### WHAT IS REQUIRED
Pull every line that holds the word "this" from the entries.
───── GIVEN ENTRIES ─────
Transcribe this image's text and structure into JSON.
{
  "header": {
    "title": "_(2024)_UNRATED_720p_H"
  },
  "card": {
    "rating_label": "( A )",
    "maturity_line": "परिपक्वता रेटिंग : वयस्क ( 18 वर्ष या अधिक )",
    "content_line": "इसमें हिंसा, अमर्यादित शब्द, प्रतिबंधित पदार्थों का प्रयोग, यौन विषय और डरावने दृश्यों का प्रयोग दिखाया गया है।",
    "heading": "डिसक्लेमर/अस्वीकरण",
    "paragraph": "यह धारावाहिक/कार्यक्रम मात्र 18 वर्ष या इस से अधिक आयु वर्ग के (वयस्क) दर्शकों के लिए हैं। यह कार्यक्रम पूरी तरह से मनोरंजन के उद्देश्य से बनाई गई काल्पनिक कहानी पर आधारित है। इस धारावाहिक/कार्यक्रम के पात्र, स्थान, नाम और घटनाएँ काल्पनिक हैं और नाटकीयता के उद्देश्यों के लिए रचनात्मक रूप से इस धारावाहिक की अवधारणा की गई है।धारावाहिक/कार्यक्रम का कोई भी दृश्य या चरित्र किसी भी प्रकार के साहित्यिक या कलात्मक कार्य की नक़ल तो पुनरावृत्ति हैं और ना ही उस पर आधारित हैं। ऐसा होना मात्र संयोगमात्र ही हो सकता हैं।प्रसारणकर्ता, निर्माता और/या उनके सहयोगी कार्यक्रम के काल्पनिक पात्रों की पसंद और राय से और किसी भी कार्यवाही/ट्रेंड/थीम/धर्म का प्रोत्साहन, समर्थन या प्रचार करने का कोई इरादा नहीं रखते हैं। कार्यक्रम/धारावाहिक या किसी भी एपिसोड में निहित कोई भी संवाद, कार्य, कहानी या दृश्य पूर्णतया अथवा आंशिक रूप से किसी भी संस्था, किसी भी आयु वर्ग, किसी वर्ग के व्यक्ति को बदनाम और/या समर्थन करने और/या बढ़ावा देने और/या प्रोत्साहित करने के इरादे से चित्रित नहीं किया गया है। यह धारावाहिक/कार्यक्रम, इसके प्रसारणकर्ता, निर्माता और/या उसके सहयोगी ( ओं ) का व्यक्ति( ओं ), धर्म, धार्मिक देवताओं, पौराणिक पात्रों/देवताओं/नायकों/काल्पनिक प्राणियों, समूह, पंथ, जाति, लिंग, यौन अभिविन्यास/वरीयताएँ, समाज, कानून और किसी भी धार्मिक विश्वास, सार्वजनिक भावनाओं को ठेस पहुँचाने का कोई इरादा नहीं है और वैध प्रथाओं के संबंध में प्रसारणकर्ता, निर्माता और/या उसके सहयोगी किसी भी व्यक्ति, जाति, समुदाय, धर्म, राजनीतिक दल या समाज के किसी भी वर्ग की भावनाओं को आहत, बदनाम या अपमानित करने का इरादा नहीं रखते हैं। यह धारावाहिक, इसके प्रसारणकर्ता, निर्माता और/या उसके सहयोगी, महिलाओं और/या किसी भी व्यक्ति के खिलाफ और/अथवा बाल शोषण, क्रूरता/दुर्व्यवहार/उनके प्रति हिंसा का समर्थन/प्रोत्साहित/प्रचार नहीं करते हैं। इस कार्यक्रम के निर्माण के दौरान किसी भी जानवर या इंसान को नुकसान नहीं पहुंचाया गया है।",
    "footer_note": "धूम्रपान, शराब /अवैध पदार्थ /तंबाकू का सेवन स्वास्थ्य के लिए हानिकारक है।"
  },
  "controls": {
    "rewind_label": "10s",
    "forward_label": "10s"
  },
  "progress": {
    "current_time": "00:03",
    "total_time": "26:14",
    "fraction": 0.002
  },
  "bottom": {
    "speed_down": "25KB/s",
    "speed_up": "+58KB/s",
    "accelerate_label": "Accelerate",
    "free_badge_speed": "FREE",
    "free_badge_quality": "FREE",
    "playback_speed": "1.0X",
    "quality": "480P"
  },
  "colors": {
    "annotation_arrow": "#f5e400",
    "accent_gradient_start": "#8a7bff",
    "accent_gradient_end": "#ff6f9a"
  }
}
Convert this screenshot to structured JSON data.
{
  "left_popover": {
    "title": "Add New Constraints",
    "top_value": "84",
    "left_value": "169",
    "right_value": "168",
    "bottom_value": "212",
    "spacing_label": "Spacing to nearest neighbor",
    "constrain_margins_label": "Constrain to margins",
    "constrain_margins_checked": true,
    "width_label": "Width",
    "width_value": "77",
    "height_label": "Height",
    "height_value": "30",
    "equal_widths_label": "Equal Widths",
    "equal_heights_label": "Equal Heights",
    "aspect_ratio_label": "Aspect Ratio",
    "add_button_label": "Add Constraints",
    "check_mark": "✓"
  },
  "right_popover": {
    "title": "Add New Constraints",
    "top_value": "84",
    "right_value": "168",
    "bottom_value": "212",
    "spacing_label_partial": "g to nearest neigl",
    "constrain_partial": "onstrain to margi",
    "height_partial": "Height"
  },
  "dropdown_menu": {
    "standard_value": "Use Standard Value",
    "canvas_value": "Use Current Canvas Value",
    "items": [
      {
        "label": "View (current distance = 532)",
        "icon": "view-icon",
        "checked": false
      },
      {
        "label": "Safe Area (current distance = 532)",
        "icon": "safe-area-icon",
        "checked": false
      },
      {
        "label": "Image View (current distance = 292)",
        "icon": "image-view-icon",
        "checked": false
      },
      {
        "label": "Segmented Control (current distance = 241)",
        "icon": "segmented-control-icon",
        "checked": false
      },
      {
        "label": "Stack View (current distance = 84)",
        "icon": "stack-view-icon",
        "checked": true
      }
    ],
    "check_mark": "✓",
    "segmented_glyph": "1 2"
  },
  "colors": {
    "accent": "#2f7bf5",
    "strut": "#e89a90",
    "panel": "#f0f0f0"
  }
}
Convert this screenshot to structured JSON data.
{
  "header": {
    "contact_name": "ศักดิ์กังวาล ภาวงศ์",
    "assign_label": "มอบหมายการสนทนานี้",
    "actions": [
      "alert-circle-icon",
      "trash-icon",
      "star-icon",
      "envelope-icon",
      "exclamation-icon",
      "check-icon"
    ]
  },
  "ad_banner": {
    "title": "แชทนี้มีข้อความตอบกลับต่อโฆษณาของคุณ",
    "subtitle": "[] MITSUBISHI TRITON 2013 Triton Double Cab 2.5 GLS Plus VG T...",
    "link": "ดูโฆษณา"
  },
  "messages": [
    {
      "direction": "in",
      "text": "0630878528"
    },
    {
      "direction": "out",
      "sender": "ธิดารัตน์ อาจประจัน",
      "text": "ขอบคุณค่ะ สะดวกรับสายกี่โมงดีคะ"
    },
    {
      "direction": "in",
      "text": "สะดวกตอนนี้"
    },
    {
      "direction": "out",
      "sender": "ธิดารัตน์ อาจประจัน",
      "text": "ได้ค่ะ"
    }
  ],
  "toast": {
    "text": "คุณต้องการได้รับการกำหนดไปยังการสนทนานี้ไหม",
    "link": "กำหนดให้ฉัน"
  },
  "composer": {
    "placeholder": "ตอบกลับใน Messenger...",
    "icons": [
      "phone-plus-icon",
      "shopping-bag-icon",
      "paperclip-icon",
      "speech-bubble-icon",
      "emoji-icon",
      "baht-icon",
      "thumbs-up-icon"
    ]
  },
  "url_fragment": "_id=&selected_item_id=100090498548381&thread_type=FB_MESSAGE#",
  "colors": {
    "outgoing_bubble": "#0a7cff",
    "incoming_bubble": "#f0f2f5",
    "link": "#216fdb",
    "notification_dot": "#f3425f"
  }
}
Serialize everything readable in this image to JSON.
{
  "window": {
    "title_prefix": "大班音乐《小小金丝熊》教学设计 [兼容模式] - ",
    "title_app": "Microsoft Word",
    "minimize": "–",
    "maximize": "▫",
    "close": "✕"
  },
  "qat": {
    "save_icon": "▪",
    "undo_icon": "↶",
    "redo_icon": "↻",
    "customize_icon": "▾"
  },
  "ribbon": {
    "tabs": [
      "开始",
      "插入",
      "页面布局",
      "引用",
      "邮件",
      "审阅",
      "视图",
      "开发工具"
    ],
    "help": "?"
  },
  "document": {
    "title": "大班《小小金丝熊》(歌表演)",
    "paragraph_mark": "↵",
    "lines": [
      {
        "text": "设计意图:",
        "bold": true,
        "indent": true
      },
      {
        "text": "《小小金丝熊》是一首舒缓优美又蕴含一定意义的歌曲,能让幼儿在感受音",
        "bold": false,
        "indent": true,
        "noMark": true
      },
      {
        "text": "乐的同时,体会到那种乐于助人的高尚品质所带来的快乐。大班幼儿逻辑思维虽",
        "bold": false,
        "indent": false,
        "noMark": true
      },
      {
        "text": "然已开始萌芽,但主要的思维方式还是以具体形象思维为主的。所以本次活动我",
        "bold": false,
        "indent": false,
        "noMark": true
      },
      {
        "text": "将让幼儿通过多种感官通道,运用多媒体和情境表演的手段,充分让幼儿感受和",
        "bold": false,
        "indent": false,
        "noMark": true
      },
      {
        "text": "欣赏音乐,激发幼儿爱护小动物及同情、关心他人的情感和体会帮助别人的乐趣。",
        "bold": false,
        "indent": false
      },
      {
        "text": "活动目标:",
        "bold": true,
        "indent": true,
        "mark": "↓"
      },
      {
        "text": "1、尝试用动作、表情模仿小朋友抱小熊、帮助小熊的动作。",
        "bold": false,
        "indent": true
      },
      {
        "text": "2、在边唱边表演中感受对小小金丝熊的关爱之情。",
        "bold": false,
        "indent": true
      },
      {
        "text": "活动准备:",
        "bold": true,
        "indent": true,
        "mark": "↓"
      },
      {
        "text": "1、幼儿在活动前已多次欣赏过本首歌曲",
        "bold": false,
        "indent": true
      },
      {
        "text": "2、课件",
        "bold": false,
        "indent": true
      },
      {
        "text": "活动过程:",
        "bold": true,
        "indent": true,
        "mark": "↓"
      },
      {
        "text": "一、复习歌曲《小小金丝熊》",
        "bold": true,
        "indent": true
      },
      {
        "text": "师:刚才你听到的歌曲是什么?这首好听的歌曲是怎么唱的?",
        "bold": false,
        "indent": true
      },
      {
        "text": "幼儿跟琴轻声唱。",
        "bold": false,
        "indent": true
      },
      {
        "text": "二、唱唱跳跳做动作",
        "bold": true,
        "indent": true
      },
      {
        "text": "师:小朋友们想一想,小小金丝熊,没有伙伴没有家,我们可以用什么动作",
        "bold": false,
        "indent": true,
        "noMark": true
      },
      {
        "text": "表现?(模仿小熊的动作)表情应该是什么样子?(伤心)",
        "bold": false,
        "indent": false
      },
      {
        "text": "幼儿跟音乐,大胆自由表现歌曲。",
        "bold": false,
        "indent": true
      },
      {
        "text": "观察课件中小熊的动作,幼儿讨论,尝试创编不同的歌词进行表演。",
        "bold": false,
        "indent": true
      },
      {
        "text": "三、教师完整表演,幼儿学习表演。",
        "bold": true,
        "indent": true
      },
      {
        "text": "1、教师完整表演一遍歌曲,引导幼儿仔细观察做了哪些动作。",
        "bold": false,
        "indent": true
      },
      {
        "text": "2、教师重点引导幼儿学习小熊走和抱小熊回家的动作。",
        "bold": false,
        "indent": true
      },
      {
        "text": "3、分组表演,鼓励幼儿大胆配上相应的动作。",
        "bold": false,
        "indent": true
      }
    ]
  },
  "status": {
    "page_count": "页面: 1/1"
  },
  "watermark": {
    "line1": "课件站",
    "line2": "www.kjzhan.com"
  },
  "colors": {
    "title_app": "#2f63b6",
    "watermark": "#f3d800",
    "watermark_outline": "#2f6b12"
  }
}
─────
### ANSWER SECTION
Transcribe this image's text and structure into JSON.
Convert this screenshot to structured JSON data.
Convert this screenshot to structured JSON data.
Serialize everything readable in this image to JSON.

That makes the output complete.